Start of Materials provided
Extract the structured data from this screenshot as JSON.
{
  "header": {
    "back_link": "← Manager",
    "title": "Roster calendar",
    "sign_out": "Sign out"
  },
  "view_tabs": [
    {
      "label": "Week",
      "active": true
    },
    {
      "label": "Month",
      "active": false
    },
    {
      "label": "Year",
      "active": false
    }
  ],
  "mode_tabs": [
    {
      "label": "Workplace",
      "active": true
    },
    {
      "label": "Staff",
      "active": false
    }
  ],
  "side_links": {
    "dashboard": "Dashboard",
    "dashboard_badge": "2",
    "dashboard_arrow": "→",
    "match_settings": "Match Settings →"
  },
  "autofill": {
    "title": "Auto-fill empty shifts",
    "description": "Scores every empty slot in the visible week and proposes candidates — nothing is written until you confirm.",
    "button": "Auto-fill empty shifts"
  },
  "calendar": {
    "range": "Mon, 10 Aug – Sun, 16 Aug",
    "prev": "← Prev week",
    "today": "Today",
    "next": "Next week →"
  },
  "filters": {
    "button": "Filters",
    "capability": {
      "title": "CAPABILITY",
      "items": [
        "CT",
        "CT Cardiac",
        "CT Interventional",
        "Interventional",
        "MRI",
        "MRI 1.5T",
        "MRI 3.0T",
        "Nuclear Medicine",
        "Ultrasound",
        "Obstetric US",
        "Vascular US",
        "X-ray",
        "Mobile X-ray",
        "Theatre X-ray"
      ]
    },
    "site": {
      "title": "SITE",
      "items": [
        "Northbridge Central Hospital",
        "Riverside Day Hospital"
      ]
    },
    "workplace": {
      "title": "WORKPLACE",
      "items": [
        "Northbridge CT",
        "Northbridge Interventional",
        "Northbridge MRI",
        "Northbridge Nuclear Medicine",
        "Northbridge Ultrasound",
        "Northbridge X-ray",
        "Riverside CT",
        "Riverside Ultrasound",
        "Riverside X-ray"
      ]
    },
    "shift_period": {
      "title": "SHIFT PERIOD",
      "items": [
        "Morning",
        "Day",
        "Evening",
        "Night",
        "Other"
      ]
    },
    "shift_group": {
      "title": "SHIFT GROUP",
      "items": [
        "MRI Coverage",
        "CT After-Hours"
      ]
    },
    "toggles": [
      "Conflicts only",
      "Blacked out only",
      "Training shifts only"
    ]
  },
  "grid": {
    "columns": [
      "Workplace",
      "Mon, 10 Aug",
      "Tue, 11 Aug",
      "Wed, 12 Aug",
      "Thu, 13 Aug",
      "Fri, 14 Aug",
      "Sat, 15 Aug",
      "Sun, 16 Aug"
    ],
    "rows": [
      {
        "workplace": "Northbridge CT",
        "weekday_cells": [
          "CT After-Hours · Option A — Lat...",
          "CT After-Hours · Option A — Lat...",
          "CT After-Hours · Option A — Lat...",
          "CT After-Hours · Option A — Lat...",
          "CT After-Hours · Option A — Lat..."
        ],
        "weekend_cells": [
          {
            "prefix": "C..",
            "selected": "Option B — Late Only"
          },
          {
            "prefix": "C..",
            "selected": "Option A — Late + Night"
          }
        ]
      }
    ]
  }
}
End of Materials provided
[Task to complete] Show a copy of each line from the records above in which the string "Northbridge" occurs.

[Solved problem]
        "Northbridge Central Hospital",
        "Northbridge CT",
        "Northbridge Interventional",
        "Northbridge MRI",
        "Northbridge Nuclear Medicine",
        "Northbridge Ultrasound",
        "Northbridge X-ray",
        "workplace": "Northbridge CT",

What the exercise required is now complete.